  • Tape: 2 Story: 2 - Junius "Red" Gaten describes the sights, sounds, and smells of his childhood neighborhood in Chicago, Illinois
  • Tape: 2 Story: 3 - Junius "Red" Gaten describes Grand Boulevard before the installation of traffic lights
  • Tape: 2 Story: 4 - Junius "Red" Gaten talks about his grade schools, Haven School and Moseley School, and the Chicago Coliseum
  • Tape: 2 Story: 5 - Junius "Red" Gaten describes his grade school classroom
  • Tape: 2 Story: 6 - Junius "Red" Gaten describes his experience at CB&Q railroad in North Dakota
  • Tape: 2 Story: 7 - Junius "Red" Gaten describes learning to play piano and hearing Little Brother Montgomery
  • Tape: 2 Story: 8 - Junius "Red" Gaten describes working with the ice company as a teenager
  • Tape: 3 Story: 1 - Junius "Red" Gaten talks about working with horses as an ice delivery man
  • Tape: 3 Story: 2 - Junius "Red" Gaten talks about the Chicago Race Riot of 1919, pt.1
  • Tape: 3 Story: 3 - Junius "Red" Gaten talks about the Chicago Race Riot of 1919, pt.2
  • Tape: 3 Story: 4 - Junius "Red" Gaten talks about the Chicago Race Riot of 1919, pt.3
  • Tape: 3 Story: 5 - Junius "Red" Gaten talks about Chicago gangs, Prohibition, and women's suffrage
  • Tape: 3 Story: 6 - Junius "Red" Gaten talks about the Chicago mafia
  • Tape: 3 Story: 7 - Junius "Red" Gaten talks about life during the 1920s and boxers like Jack Dempsey, Harry Willis, Jack Johnson, and James Jefferies
  • Tape: 4 Story: 1 - Junius "Red" Gaten talks about Jack Johnson and Bill Bottoms and the boxing world of the 1920s
  • Tape: 4 Story: 2 - Junius "Red" Gaten describes meeting Marcus Garvey, the founder of UNIA, and church bombings
  • Tape: 4 Story: 3 - Junius "Red" Gaten describes the desegregation of elevators at the Palmer House in Chicago, Illinois

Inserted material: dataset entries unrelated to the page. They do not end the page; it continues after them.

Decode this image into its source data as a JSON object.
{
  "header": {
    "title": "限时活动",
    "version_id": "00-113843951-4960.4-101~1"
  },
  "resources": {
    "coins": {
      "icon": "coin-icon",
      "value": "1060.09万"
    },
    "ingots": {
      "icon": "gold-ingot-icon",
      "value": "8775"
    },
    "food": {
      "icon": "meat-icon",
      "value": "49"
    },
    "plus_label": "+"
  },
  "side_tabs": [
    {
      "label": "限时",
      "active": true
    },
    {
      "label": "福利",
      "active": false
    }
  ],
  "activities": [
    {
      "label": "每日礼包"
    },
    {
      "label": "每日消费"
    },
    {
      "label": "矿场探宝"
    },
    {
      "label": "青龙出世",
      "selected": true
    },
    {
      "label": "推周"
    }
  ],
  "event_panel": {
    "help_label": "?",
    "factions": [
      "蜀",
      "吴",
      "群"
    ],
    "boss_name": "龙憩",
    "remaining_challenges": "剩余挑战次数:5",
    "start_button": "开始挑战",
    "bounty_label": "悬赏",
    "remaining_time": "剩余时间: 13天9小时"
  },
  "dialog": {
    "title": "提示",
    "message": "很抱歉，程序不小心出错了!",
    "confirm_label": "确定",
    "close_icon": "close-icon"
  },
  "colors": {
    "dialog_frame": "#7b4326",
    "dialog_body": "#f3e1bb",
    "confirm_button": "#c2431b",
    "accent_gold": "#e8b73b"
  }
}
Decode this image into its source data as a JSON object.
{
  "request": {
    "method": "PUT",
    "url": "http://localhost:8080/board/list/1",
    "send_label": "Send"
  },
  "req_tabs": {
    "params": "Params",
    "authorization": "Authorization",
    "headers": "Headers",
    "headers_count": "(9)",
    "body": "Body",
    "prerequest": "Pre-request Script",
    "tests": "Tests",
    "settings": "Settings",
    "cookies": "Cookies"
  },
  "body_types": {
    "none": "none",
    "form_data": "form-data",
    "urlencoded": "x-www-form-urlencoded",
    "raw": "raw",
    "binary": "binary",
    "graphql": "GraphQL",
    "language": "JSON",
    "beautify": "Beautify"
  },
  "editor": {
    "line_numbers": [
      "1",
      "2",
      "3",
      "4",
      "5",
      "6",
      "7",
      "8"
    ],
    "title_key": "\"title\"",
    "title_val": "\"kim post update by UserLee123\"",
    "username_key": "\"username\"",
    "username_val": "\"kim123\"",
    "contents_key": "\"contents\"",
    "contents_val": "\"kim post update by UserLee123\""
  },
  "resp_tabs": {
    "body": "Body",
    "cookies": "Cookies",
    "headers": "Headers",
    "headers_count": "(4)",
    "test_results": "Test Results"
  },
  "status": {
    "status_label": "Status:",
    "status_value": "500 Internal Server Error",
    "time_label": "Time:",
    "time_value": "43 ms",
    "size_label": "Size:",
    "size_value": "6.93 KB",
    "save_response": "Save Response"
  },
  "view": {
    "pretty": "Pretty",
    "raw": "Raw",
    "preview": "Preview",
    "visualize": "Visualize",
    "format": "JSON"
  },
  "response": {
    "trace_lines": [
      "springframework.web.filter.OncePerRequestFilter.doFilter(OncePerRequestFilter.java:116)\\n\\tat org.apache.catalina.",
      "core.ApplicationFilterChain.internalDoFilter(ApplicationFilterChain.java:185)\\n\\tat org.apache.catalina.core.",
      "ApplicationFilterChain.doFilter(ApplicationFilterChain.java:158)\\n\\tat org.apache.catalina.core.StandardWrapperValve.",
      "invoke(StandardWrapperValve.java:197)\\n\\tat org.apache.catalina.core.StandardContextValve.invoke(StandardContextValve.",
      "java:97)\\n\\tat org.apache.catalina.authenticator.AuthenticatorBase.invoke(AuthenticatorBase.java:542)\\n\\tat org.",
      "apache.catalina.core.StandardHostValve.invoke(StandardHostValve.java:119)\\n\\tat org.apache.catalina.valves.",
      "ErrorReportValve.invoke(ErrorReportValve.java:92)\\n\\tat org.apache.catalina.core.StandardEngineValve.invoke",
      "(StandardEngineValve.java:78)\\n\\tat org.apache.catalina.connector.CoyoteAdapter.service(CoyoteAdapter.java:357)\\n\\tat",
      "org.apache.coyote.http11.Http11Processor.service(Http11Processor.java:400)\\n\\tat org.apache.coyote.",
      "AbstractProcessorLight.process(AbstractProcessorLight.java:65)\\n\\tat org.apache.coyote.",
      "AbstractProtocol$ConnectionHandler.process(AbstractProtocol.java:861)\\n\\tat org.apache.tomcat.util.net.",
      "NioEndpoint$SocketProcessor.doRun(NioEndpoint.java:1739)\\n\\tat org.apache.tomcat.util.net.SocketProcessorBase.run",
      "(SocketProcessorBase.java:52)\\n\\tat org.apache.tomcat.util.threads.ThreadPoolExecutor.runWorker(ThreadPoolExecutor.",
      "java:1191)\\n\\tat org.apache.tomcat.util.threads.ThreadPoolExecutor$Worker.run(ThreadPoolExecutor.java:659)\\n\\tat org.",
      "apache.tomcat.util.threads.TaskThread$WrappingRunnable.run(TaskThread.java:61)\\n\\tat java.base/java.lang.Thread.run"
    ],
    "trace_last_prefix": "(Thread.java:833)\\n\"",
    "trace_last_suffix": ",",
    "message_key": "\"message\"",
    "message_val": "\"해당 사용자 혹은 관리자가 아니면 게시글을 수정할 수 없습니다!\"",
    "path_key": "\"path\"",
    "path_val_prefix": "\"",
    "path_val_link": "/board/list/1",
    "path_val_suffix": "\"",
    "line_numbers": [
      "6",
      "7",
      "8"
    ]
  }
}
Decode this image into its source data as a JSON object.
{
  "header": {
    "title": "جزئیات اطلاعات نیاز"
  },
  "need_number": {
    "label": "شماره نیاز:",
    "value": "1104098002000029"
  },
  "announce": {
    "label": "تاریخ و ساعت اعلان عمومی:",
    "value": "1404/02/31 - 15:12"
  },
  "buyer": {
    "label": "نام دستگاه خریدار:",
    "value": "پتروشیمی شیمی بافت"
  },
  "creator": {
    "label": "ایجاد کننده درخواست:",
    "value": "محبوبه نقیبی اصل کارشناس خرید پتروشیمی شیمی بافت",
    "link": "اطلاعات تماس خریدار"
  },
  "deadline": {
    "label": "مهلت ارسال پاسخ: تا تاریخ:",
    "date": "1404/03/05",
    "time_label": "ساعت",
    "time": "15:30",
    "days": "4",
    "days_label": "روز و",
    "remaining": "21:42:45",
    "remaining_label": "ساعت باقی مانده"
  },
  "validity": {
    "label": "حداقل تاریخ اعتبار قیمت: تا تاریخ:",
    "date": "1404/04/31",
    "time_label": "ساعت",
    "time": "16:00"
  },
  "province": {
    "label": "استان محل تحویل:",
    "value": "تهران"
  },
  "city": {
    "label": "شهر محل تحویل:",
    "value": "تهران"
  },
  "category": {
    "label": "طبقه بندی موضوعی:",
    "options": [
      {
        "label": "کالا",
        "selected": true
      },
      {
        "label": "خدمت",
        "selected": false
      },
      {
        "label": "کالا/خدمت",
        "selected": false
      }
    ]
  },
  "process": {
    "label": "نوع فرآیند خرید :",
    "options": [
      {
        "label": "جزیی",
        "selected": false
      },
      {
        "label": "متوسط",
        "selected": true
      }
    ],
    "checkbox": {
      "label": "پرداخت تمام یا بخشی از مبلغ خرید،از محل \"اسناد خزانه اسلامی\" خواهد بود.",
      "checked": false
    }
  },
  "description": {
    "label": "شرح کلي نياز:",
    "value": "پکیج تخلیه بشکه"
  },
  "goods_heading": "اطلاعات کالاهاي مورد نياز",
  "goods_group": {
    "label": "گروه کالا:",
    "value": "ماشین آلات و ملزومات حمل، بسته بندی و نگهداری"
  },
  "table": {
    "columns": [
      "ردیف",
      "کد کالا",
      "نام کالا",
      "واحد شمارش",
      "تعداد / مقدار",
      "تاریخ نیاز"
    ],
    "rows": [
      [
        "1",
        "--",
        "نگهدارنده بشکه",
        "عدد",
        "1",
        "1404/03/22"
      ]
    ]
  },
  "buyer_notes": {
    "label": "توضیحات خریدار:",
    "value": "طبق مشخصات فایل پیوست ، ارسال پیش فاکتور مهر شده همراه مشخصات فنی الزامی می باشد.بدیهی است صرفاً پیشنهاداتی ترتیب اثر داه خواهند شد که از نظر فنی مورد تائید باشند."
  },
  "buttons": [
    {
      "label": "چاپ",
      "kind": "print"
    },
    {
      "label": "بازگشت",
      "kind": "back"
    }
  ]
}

  • Tape: 4 Story: 4 - Junius "Red" Gaten describes joining the Communist party and ethnic tensions in Chicago, Illinois
  • Tape: 4 Story: 5 - Junius "Red" Gaten talks about Mayor Harold Washington and the Council Wars led by Edward Vrdolyak and Edward M. Burke following his election
  • Tape: 4 Story: 6 - Junius "Red" Gaten talks about the desegregation of Walter Powers' restaurant and his various jobs as a contractor
  • Tape: 5 Story: 1 - Junius "Red" Gaten describes how he got a job at Lincoln Ice Plant as the engineer's chief helper
  • Tape: 5 Story: 2 - Junius "Red" Gaten describes the process of making ice and how it changed
  • Tape: 5 Story: 3 - Junius "Red" Gaten talks about his activities in the Communist party getting Paul Robeson and HistoryMaker William Warfield to speak
  • Tape: 5 Story: 4 - Junius "Red" Gaten talks about FBI oversight and the murders of Fred Hampton and Mark Clark
  • Tape: 5 Story: 5 - Junius "Red" Gaten talks about Paul Robeson and influential civil rights activists
  • Tape: 5 Story: 6 - Junius "Red" Gaten talks about Two-Gun Pete and Mayor William Hale Thompson
  • Tape: 5 Story: 7 - Junius "Red" Gaten talks about buying a house
  • Tape: 5 Story: 8 - Junius "Red" Gaten describes changes in his neighborhood and his jobs
  • Tape: 6 Story: 1 - Junius "Red" Gaten talks about Bronzeville in the 1920s
  • Tape: 6 Story: 2 - Junius "Red" Gaten describes the inability of black business owners to organize
  • Tape: 6 Story: 3 - Junius "Red" Gaten talks about how political power in the black community changed over the years
  • Tape: 6 Story: 4 - Junius "Red" Gaten talks about Al Capone, the Chicago political machine, and working as a union steward
  • Tape: 6 Story: 5 - Junius "Red" Gaten talks about the injustice on poor families and black families
  • Tape: 6 Story: 6 - Junius "Red" Gaten describes his hopes and concerns for the African American community
  • Tape: 6 Story: 7 - Junius "Red" Gaten describes influential women in his neighborhood
  • Tape: 6 Story: 8 - Junius "Red" Gaten describes his neighbor, Ida B. Wells
  • Tape: 7 Story: 1 - Junius "Red" Gaten reflects upon his legacy
  • Tape: 7 Story: 2 - Junius "Red" Gaten talks about how he would like to be remembered
  • Tape: 7 Story: 3 - Junius "Red" Gaten narrates his photographs